Of the lines in the data below, count the ones holding the string "structured", and answer with that number only.

[Page and application data records]

============

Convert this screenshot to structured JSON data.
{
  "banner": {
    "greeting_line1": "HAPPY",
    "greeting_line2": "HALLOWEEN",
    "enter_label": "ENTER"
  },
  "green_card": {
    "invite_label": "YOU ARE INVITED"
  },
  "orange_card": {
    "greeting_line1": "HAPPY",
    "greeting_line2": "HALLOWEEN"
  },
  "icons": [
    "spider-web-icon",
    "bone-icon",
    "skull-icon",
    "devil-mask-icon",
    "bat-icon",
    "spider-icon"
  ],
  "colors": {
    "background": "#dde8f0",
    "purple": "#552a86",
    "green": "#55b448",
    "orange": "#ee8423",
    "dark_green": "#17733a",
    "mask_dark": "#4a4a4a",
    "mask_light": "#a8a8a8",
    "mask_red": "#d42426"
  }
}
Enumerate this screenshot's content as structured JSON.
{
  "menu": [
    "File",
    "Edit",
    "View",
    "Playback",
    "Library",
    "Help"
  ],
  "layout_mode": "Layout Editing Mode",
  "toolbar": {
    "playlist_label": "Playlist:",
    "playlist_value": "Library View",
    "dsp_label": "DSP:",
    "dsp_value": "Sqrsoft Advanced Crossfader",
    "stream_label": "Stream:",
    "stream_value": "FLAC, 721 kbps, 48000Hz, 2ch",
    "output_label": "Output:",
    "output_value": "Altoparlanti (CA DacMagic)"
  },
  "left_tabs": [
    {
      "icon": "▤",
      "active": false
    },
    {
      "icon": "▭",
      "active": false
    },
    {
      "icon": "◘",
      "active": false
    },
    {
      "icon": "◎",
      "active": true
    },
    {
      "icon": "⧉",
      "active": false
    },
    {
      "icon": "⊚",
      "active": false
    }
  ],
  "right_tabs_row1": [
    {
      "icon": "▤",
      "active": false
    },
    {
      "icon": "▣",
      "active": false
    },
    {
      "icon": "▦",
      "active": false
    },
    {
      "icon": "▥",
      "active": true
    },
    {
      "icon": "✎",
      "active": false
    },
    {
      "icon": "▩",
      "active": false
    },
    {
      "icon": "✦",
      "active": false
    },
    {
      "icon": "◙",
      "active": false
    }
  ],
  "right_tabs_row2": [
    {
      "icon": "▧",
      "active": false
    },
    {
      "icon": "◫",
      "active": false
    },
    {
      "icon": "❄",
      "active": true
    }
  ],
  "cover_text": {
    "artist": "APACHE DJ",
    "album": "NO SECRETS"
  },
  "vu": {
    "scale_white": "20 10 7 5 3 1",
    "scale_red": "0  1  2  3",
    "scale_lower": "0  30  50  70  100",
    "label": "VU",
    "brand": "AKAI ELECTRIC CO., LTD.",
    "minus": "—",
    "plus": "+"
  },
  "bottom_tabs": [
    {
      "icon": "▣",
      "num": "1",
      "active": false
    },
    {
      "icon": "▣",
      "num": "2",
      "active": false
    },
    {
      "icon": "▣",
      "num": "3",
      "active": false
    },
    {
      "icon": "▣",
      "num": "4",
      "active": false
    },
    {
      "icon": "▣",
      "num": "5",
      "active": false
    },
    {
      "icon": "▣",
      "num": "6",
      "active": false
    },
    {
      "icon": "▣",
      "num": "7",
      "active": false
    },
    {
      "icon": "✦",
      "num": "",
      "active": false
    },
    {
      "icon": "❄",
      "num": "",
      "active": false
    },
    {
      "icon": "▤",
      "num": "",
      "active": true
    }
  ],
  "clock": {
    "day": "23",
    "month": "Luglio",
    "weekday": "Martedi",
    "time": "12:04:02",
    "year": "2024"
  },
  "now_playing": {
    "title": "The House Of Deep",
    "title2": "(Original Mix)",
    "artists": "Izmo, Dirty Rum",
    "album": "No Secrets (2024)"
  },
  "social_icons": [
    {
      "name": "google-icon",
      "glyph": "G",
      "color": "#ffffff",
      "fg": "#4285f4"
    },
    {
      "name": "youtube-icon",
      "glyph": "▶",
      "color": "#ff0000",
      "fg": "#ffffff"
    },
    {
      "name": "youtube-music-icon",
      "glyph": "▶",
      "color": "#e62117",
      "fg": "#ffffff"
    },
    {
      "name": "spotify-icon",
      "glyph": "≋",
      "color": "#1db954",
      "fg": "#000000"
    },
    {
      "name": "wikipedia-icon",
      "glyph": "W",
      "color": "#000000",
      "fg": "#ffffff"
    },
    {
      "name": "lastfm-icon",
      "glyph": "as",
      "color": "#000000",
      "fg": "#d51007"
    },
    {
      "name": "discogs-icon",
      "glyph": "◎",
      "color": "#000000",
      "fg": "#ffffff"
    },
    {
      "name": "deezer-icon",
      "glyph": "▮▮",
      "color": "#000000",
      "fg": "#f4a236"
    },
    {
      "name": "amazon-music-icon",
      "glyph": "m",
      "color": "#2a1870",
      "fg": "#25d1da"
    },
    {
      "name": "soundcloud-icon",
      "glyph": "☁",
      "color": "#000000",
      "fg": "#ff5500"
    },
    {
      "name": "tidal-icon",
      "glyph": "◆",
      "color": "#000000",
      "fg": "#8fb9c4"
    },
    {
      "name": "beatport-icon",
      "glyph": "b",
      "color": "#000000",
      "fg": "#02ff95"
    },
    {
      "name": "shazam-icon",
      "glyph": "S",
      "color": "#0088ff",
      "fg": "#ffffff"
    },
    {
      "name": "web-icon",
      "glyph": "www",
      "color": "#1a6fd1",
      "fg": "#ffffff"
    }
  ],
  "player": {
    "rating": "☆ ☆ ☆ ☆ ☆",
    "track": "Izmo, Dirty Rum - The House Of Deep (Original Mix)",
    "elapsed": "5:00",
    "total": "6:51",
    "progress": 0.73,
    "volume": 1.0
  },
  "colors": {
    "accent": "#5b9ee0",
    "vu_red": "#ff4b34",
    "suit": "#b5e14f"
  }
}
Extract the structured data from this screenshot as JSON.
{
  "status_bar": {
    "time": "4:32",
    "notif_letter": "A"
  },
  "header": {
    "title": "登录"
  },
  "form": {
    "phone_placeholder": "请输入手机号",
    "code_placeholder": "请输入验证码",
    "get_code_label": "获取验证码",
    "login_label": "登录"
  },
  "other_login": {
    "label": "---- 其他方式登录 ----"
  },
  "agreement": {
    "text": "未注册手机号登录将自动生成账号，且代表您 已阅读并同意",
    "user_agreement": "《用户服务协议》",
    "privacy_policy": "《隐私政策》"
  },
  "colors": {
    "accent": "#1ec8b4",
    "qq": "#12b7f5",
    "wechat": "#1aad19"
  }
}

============

RESULT :: 3